There is a new initiative called People for a Shared Program
(P4SP). As its starting point this new initiative uses a document co-authored and / or signed by 87 people, many of whom are well known and generally respected on the left. A simple website has also been created to display this document in public and to facilitate participation by others in a number of ways.
One way in which people can participate is by filling in the “Sign Now” form on the home page. Completing this form is an easy way of showing your support for the initiative and we currently have 339 people who have done so. A second way of participating in this initiative is by submitting suggested changes to the actual document. This can be done either by writing a blog or by commenting in the forum. The blog option is probably better suited for longer comments about the initiative as a whole whilst the forum – which, as you will see, has channels for each part of the document – is better suited for more specific change suggestion. Clearly this second option takes more time and effort but it is also a much more meaningful way of getting involved.
So far, however, only a small percentage of the 339 people who have filled in the “Sign Now” form have actually taken the time to write a blog or make a suggestion for improvement to the document on the forum. If this does not change then it is almost certain that this initiative will just fade away into obscurity and then oblivion. What, then, can we do to avoid this dismal outcome?
Well, the more obvious answers to this question are:
If you are one of the people who signed but did not take advantage of the other means of participating then perhaps you will now return to the site and post some suggested changes to the document in the appropriate forum channels. Or perhaps you will write a blog about the initiative for the site and / or another progressive site.
If you like the initiative and have already signed you could let all of your contacts know about it and encourage them to “Sign Now” and engage in whatever way they can.

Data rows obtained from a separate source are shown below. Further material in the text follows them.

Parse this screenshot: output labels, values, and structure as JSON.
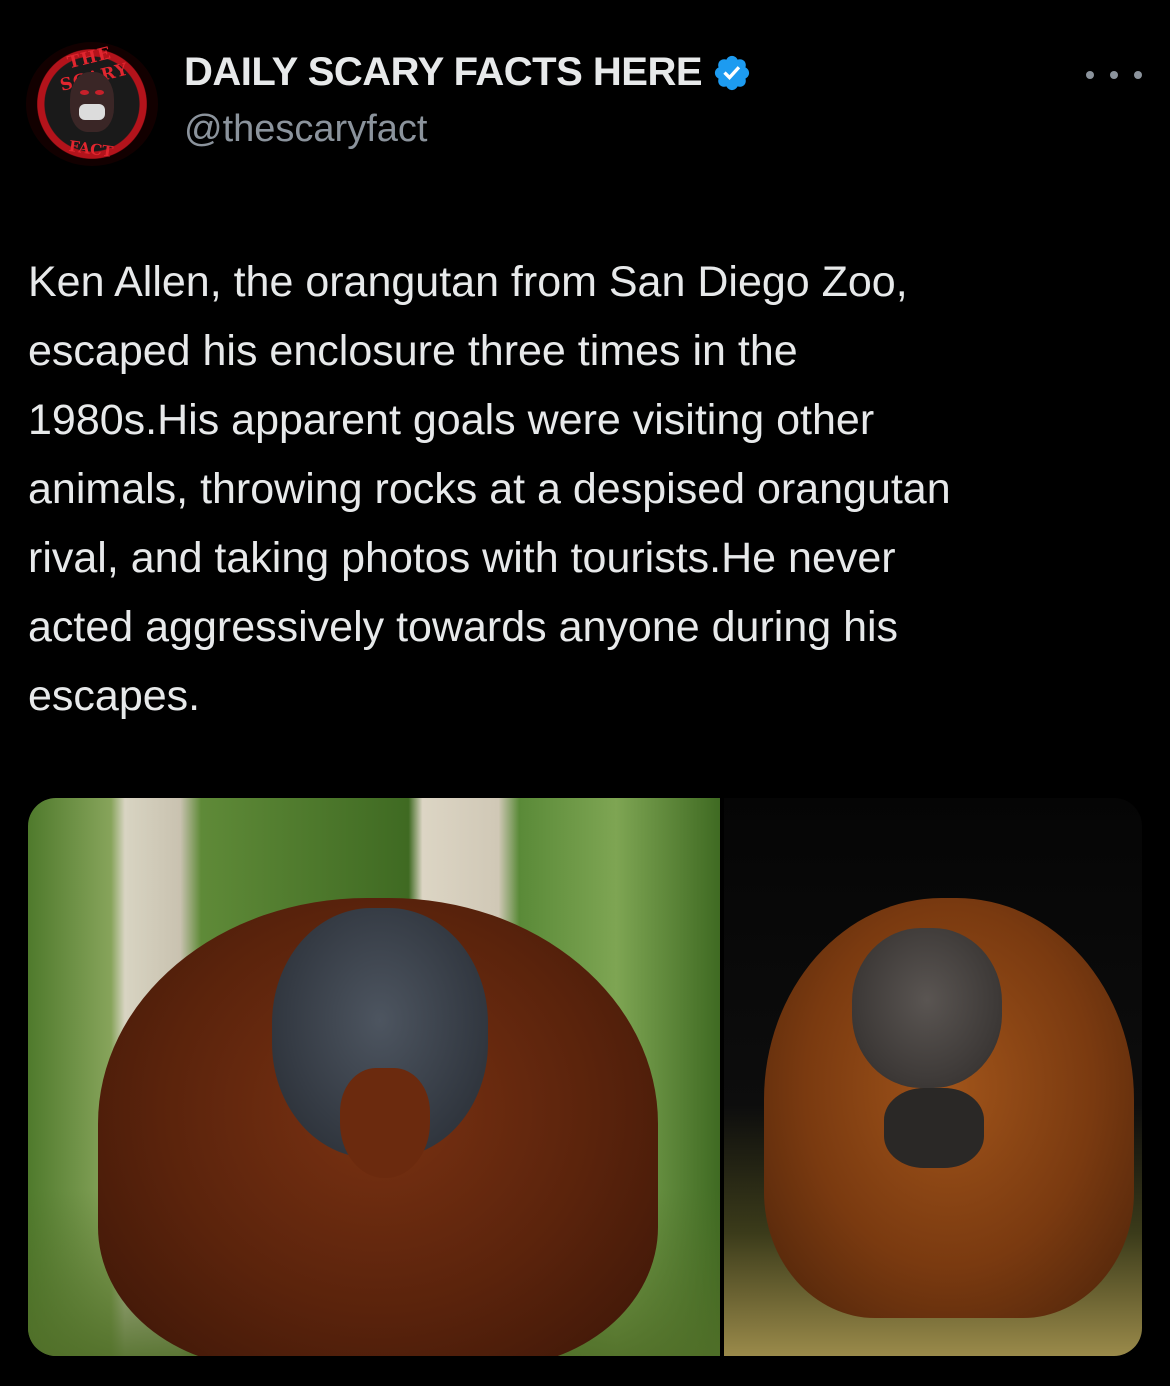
{
  "account": {
    "display_name": "DAILY SCARY FACTS HERE",
    "handle": "@thescaryfact",
    "verified": true,
    "avatar_text_top": "THE SCARY",
    "avatar_text_bottom": "FACT"
  },
  "tweet": {
    "text_lines": [
      "Ken Allen, the orangutan from San Diego Zoo,",
      "escaped his enclosure three times in the",
      "1980s.His apparent goals were visiting other",
      "animals, throwing rocks at a despised orangutan",
      "rival, and taking photos with tourists.He never",
      "acted aggressively towards anyone during his",
      "escapes."
    ]
  },
  "media": {
    "photo_count": 2,
    "photos": [
      {
        "subject": "orangutan sitting on grass among trees"
      },
      {
        "subject": "orangutan with long orange hair on dark background"
      }
    ]
  },
  "icons": {
    "verified_badge": "verified-badge-icon",
    "more": "more-options-icon"
  },
  "colors": {
    "background": "#000000",
    "text_primary": "#e7e9ea",
    "text_secondary": "#8b939c",
    "verified_blue": "#1d9bf0"
  }
}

Taking these kinds of actions really could make a difference to the life or death prospects of this initiative. For some, however, this may all seem a bit too much like a talking shop and whilst they support the idea of developing shared program they may not feel particularly motivated to participate in this way. What these people want is some real action – like that of Occupy.
This is fair enough, except for the fact that the main reason Occupy did not last was precisely because its participants failed to come up with a coherent shared program. Nevertheless, Occupy did do something that was very impressive, namely mobilise many many people in many many places. Are you now thinking what I am thinking?
Is it possible that supporters of the P4SP initiative could adopt the tactics of Occupy and insodoing address the major weakness that was present within Occupy whilst also breathing life into the P4SP initiative by taking it to the streets? A kind of Occupy +, if you like. After all, as stated on the P4SP home page, “Our hope is that our collective efforts will ultimately inform actual organising in the real world.”
It could be argued that such a proposal is premature, that we first need to build community through the process of developing shared program via the various facilities available on the site. That, in fact, is my own position. That said, I am open to other possibilities, other ways of moving forward with this initiative, and the more I think about this as a way forward the more I like it. However, there are a number of important points that need to be clarified in order for this “Occupy +” option to be even remotely serious.
The first is that any actual occupation should not be seen as a substitute for the collective development of shared program. The second, following from the first, is that any occupation should be understood, at least in part, as an opportunity for people to get together to discuss and develop the P4SP document – a kind of popular education teach-in focused on the document. The third, following on from the first and second, is that any occupation should also be understood as an opportunity for participants to engage with the general public and mass media. Finally, the occupations – which could be organised systematically in order to grow, over a set amount of time, to a kind of crescendo – could culminate in the presentation of a set of demands informed by the latest version of the P4SP document to our representatives in power.
Currently, of course, all of this is nothing but an idea, a suggestion regarding what could be, how things could unfold. It is also an idea predicated on the assumption that there are people out there who are willing and able to undertake such activities. I believe that to be the case and if there is sufficient interest in exploring this “Occupy +” route we can start to look into the first steps necessary to make it real. We could begin to explore possible dates and locates for the first occupation. We could start to put together a list of volunteers who could steward the event as well as look into possible speakers, etc.